To return to the meat of the book, though, it is basically an outline of how the Japanese economy works in Fingleton’s opinion. He appears to have read every book on the subject he could get his hands on, and then combined that with his personal observations to come up with this broad theory that Japan knows what it is doing, but does what it does in ways that are counterintuitive to how we tend to think about things in the West. I think this makes it hard for most Americans to not just accept, but even consider that Fingleton might be right, because, first, it is hard to imagine a country being run along such different lines than our own, and second, most Americans prefer to think of Japan as America’s stupid kid brother, always messing things up for itself due to its lack of wits and experience.
And certainly, Fingleton’s main point that the Ministry of Finance calls all the shots and has cunningly directed things over the years to Japan’s gain is probably impossible to prove. Yet he does demonstrate that the Japanese government has powers and influence that we don’t think of government as typically having, and that things have tended to go very well for Japan, even at times when it would appear on paper that things were going badly.
As for the book’s subtitle then, Fingleton seems to be of the opinion that Japan has surpassed the U.S., despite whatever GDP figures seem to show. He claims that if Clinton had weakened the dollar in order to save American manufacturing, then Japan’s GDP would also show its superiority. But instead, the dollar was left strong, and American has a huge GDP with very few good jobs, and essentially no advanced manufacturing industry.
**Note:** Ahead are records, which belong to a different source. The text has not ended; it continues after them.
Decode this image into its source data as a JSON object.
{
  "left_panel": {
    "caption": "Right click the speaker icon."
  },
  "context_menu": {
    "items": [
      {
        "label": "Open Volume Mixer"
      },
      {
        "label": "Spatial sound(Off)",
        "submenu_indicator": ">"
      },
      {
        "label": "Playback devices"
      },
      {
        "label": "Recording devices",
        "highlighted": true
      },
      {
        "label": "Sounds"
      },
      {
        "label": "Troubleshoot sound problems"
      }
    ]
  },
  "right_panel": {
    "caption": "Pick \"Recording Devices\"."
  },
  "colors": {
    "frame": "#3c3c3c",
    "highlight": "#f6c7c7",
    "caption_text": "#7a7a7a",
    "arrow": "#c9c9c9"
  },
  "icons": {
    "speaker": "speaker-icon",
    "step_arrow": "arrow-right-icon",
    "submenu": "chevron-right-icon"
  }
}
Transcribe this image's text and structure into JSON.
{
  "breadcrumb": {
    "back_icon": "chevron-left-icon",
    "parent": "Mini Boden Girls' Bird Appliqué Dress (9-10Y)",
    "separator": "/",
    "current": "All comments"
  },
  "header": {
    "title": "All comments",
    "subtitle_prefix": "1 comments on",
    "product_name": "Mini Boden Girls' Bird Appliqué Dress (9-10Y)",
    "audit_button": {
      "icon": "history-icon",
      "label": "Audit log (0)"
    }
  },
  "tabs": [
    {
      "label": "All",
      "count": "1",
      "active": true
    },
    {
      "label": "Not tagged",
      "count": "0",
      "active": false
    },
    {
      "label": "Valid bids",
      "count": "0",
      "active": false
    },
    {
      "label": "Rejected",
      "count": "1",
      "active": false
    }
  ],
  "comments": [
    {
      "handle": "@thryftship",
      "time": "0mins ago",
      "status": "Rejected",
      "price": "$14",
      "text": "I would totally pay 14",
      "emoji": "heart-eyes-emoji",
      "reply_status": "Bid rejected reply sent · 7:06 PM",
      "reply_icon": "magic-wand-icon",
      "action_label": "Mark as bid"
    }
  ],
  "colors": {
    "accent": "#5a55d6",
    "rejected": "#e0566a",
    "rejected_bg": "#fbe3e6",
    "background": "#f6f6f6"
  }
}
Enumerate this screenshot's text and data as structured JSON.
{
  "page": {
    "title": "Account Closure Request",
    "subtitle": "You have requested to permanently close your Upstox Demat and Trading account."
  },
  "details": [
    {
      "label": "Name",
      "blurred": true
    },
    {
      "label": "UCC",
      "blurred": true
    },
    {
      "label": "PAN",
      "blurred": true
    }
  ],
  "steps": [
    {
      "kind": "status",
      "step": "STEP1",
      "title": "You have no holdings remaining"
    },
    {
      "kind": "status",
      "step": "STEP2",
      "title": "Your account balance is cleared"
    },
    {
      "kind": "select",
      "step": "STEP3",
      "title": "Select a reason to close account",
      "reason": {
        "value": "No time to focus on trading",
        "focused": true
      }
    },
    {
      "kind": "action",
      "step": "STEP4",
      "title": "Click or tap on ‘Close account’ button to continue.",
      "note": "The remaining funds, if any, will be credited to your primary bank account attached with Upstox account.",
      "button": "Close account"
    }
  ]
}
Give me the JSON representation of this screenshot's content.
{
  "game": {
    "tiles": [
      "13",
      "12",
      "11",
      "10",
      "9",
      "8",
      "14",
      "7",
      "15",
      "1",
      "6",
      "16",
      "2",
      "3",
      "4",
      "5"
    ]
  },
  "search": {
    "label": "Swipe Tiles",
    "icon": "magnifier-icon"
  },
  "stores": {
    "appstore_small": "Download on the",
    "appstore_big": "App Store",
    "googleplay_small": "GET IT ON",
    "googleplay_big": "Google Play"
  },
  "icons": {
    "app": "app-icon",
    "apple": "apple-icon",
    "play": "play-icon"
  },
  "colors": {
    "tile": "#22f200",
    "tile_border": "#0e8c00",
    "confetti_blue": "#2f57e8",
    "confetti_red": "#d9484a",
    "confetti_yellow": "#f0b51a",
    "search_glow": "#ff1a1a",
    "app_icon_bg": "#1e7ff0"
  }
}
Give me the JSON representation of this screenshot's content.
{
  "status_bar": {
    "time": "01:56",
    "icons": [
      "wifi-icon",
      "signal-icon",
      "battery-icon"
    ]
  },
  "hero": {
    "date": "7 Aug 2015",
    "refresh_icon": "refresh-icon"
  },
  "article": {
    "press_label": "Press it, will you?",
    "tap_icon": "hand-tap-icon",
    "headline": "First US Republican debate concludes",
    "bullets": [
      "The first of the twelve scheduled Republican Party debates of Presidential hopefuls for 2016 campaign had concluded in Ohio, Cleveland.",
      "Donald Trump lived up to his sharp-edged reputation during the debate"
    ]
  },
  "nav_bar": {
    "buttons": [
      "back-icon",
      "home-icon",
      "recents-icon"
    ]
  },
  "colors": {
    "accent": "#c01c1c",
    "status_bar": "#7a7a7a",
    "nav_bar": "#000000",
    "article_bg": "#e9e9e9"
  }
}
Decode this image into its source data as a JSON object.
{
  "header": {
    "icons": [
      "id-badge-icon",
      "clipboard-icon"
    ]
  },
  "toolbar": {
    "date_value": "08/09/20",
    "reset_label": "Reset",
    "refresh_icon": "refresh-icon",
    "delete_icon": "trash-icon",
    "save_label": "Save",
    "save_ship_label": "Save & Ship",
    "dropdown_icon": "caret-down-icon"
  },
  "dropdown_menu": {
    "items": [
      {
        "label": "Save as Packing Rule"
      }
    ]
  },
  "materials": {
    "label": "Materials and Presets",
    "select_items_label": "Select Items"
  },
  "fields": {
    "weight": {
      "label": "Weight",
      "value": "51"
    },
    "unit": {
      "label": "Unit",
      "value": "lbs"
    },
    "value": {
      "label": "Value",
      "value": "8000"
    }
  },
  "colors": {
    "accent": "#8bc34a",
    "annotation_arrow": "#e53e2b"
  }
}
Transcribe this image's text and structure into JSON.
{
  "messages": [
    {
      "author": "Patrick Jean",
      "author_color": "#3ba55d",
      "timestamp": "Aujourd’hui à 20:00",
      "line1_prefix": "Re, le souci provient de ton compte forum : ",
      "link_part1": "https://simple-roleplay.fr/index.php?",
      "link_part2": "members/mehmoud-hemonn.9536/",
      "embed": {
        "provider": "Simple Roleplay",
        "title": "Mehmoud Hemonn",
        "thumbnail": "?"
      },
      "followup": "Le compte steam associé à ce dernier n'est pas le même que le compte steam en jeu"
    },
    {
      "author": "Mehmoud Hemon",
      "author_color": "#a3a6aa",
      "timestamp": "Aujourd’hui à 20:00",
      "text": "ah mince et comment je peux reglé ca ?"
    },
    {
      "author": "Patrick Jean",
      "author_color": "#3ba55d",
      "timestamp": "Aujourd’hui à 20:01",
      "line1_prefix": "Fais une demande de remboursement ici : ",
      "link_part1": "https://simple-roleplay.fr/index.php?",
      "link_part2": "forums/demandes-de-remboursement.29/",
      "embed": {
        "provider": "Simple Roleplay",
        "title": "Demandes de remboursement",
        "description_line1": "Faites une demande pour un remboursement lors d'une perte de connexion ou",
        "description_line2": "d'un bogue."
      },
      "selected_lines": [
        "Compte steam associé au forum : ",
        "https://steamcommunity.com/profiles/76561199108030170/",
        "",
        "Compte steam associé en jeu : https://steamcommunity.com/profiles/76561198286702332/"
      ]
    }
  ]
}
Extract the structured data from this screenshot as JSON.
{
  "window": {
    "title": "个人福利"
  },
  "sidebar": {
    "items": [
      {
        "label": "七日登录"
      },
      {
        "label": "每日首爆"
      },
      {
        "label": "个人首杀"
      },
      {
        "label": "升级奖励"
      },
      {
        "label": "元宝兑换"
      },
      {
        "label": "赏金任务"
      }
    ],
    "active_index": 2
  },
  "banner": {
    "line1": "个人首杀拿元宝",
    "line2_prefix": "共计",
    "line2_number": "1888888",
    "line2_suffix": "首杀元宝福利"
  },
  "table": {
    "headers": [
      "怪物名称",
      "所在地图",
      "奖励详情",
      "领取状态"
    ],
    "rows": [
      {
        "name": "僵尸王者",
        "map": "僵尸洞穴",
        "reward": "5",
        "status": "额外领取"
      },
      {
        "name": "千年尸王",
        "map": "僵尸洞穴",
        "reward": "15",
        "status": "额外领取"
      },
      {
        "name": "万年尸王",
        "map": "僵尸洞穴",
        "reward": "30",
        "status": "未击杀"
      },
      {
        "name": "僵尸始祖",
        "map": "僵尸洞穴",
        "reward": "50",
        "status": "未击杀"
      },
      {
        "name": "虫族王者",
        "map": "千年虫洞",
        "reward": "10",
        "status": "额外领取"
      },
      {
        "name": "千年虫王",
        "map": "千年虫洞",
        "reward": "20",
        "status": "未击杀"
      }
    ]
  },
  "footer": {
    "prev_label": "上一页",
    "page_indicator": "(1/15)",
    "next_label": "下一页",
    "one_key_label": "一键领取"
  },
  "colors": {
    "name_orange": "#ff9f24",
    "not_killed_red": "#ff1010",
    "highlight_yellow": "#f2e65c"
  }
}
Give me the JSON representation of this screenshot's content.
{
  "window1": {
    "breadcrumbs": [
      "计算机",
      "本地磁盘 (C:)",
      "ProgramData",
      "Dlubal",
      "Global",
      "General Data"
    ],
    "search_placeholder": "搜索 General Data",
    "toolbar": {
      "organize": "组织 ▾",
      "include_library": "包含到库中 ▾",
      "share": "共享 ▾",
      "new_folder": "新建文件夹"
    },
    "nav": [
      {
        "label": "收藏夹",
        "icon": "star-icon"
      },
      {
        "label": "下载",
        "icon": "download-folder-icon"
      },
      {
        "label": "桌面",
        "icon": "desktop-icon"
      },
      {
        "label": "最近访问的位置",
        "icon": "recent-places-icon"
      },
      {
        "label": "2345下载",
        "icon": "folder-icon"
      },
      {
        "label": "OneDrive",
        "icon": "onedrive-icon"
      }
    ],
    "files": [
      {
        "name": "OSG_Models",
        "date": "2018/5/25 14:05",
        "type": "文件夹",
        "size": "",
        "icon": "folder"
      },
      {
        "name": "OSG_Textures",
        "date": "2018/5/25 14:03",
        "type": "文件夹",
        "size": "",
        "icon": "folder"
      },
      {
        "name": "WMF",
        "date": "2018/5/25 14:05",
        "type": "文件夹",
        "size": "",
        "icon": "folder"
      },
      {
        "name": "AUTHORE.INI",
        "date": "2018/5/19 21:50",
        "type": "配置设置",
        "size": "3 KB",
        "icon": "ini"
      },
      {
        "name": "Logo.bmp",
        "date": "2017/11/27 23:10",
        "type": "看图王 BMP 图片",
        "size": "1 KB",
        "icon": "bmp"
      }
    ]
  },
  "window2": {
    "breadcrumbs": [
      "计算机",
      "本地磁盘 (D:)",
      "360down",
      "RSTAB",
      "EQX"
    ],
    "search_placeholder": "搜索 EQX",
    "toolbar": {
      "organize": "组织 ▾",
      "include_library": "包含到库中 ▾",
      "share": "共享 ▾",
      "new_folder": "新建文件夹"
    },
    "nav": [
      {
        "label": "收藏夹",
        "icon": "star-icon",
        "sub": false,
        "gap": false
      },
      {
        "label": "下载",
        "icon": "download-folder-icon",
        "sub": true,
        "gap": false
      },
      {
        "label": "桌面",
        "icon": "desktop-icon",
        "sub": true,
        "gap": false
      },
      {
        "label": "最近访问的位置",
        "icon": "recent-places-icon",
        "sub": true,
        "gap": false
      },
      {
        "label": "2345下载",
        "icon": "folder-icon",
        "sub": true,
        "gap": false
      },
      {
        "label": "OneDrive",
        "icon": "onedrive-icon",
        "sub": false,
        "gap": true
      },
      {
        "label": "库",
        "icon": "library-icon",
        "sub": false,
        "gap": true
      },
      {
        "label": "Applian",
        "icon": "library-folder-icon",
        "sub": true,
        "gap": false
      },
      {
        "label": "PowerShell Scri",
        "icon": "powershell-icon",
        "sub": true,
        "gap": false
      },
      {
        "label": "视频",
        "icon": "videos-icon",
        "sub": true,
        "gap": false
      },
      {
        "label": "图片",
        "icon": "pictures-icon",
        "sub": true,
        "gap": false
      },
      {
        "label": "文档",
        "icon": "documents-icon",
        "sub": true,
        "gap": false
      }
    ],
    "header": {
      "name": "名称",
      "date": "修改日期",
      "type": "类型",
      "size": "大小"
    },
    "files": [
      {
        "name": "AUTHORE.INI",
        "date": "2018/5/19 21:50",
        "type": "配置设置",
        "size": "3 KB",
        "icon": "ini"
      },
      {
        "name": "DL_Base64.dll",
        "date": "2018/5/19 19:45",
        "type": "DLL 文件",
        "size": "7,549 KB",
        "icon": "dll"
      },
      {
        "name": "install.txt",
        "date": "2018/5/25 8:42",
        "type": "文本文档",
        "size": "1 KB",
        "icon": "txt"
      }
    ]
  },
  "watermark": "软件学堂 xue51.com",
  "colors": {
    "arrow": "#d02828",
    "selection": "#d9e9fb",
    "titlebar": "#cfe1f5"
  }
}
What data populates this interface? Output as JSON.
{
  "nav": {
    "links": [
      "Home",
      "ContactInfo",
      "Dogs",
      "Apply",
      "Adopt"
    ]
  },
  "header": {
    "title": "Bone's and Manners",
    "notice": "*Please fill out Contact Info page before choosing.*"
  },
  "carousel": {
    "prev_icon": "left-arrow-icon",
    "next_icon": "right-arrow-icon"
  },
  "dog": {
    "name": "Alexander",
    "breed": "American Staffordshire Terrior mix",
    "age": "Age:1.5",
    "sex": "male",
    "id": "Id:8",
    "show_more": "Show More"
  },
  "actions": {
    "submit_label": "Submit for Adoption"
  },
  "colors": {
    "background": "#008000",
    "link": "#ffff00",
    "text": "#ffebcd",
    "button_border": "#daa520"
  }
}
Meanwhile Japan has failed to become number one in GDP, but is probably the single most successful society in the world.